The universe thrives on balance, and the fae are no exception. For Changelings, existence is a constant struggle between Banality and Bedlam, Seelie and Unseelie, Endless Winter and Hopeful Spring. Those Kithain who have maintained hope in the face of Winter truly believe the world will one day find its balance again, even if it means a bumpy road along the way. Of course, very few believe Piskies when they claim to be the great equalizers, and even fewer believe the young fae can have any tangible impact on the fight ahead.


Fortune is a fickle mistress. Every choice a person makes splinters the future, cracks the scrying glass, and sends spider webs of possibilities through space and time. Thus, a person is both lucky and unfortunate, heading toward disaster and glory, untested and hardened, destroyed and whole. Each person exists as a thousand undecided prospects, the pivot point on which the future hinges. They are everything and nothing. No creature knows this better than the Pooka.

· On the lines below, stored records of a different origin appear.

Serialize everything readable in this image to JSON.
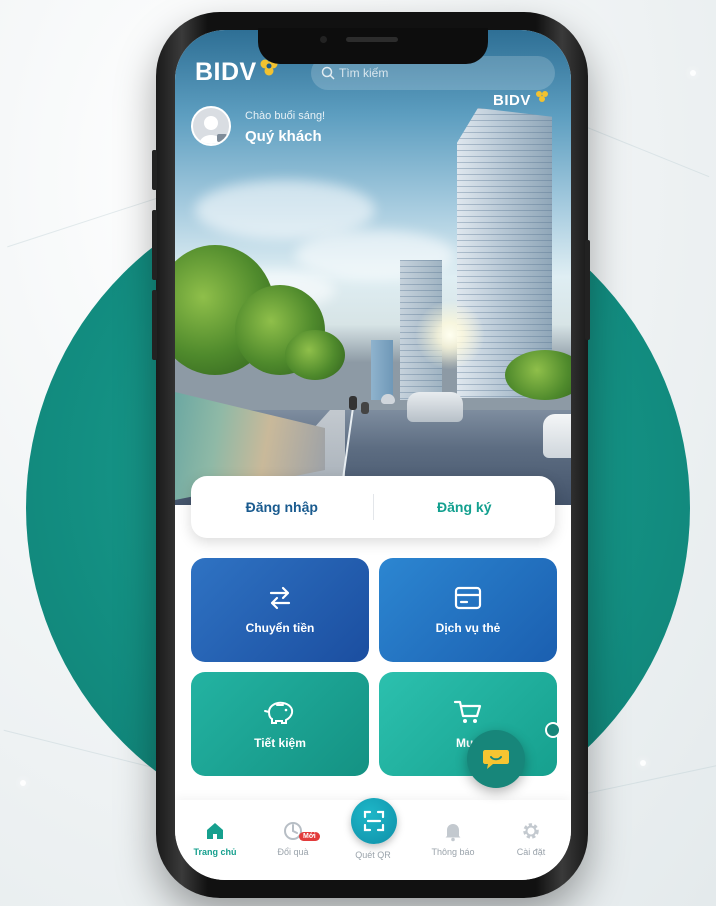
{
  "app": {
    "brand": "BIDV",
    "building_sign": "BIDV"
  },
  "header": {
    "search_placeholder": "Tìm kiếm",
    "greeting": "Chào buổi sáng!",
    "user_name": "Quý khách"
  },
  "auth": {
    "login_label": "Đăng nhập",
    "register_label": "Đăng ký"
  },
  "tiles": [
    {
      "label": "Chuyển tiền",
      "icon": "transfer-arrows-icon"
    },
    {
      "label": "Dịch vụ thẻ",
      "icon": "card-icon"
    },
    {
      "label": "Tiết kiệm",
      "icon": "piggy-bank-icon"
    },
    {
      "label": "Mua",
      "icon": "shopping-cart-icon"
    }
  ],
  "bottom_nav": [
    {
      "label": "Trang chủ",
      "icon": "home-icon",
      "active": true
    },
    {
      "label": "Đổi quà",
      "icon": "gift-icon",
      "badge": "Mới"
    },
    {
      "label": "Quét QR",
      "icon": "qr-scan-icon"
    },
    {
      "label": "Thông báo",
      "icon": "bell-icon"
    },
    {
      "label": "Cài đặt",
      "icon": "gear-icon"
    }
  ],
  "colors": {
    "teal": "#16a08e",
    "blue": "#1a5b8f",
    "badge_red": "#e23b3b"
  }
}
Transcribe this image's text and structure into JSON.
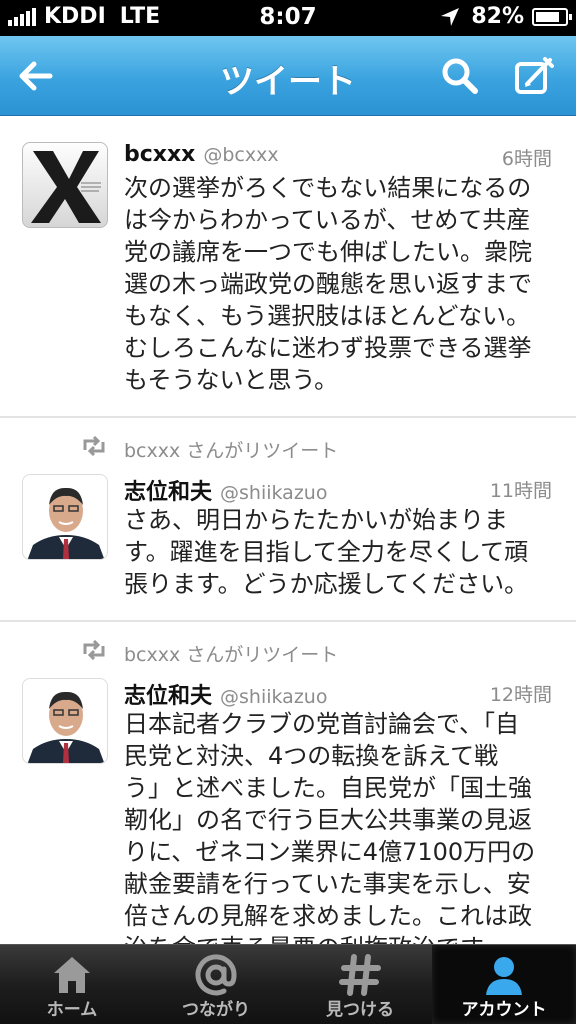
{
  "status_bar": {
    "carrier": "KDDI",
    "network": "LTE",
    "time": "8:07",
    "battery": "82%",
    "battery_level": 0.82
  },
  "nav": {
    "title": "ツイート"
  },
  "tweets": [
    {
      "name": "bcxxx",
      "handle": "@bcxxx",
      "time": "6時間",
      "lines": [
        "次の選挙がろくでもない結果になるの",
        "は今からわかっているが、せめて共産",
        "党の議席を一つでも伸ばしたい。衆院",
        "選の木っ端政党の醜態を思い返すまで",
        "もなく、もう選択肢はほとんどない。",
        "むしろこんなに迷わず投票できる選挙",
        "もそうないと思う。"
      ]
    },
    {
      "retweeted_by": "bcxxx さんがリツイート",
      "name": "志位和夫",
      "handle": "@shiikazuo",
      "time": "11時間",
      "lines": [
        "さあ、明日からたたかいが始まりま",
        "す。躍進を目指して全力を尽くして頑",
        "張ります。どうか応援してください。"
      ]
    },
    {
      "retweeted_by": "bcxxx さんがリツイート",
      "name": "志位和夫",
      "handle": "@shiikazuo",
      "time": "12時間",
      "lines": [
        "日本記者クラブの党首討論会で、「自",
        "民党と対決、4つの転換を訴えて戦",
        "う」と述べました。自民党が「国土強",
        "靭化」の名で行う巨大公共事業の見返",
        "りに、ゼネコン業界に4億7100万円の",
        "献金要請を行っていた事実を示し、安",
        "倍さんの見解を求めました。これは政",
        "治を金で売る最悪の利権政治です。"
      ]
    }
  ],
  "tabs": [
    {
      "label": "ホーム",
      "icon": "home-icon"
    },
    {
      "label": "つながり",
      "icon": "at-icon"
    },
    {
      "label": "見つける",
      "icon": "hash-icon"
    },
    {
      "label": "アカウント",
      "icon": "person-icon"
    }
  ],
  "colors": {
    "nav_top": "#6fc6f0",
    "nav_bottom": "#2b92d3",
    "active_tab_icon": "#3aa8ec"
  }
}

The stars that shine brightest in the night sky live on borrowed time as they shimmer away and consume themselves. In time they implode, perhaps even creating a rift in the cosmos itself that not even light can escape. To Redcaps, such raw consumption is the ultimate metaphor for all sentient existence. They believe that hunger drives survival and that no one understands these compulsions better than they do.


What is life without passion? Humans crave the intensity of their emotions: the electrical highs that send them soaring and the melancholic lows that bring them to the ground. These heights, hungers, desires, fears, and depths inspire the greatest of art, poetry, music, stories, and plays. Everything beautiful comes from the passion of humankind and the Satyrs might the epitome of the beauty and excess humans can create.


Humanity has built and created a host of things in their civilizations. However, even with all they have created, they frequently carry a sense of dissatisfaction with their lives. This restlessness strikes those who have everything they could ever want just as easily as those whose lives are fraught with uncertainty and even danger. They look for new adventures, wishing they could simply run away and start again with a new life or a new partner. When their quest for change takes them near the sea, a Selkie might emerge from the waves to answer the call. But mortals beware; these ethereal Changelings have few qualms about leaving a situation that does not bring them joy, diving back into the sea from which they came.


Some dreams are ancient. Starvation and the need to roam to survive represent primordial fears of a world viciously and arbitrarily cruel. Some dreams, however, are born not from the earliest of immediate needs, but from creatures seeking cultivation: those who tasted refinement, found it sweet as honey, and desired more. The Sidhe formed themselves from these dreams, taking their shape from visions of absolute power, dreams of ethereal grace, and nightmares of dreadful tyranny to become the Kithain ruling class.


All creatures know fear from the day they are born; mewling creatures subject to the whims of a world vaster and crueler than they can acknowledge. The creeping dread that walks in hand with this awareness seeps into their souls and at every stage of their lives something new brings them horror. To the fearful the dark becomes a hiding place for demons, the tall heights of mountains become nightmares, and midnight terrors emerge from the unconscious. Fear is as natural as birth and new phobias are spawned every second. The Sluagh know this. The Sluagh thrive on it.


Duty before self. It’s a code almost as old as time, carried by those who rule and those who would rule, by brave knights as they marched into battle, and by every farmer who one day hoped they would rise to the level of king. Duty, honor, and loyalty are not nostalgic aspirations for Trolls—they are the very source of their legendary strength and fighting prowess.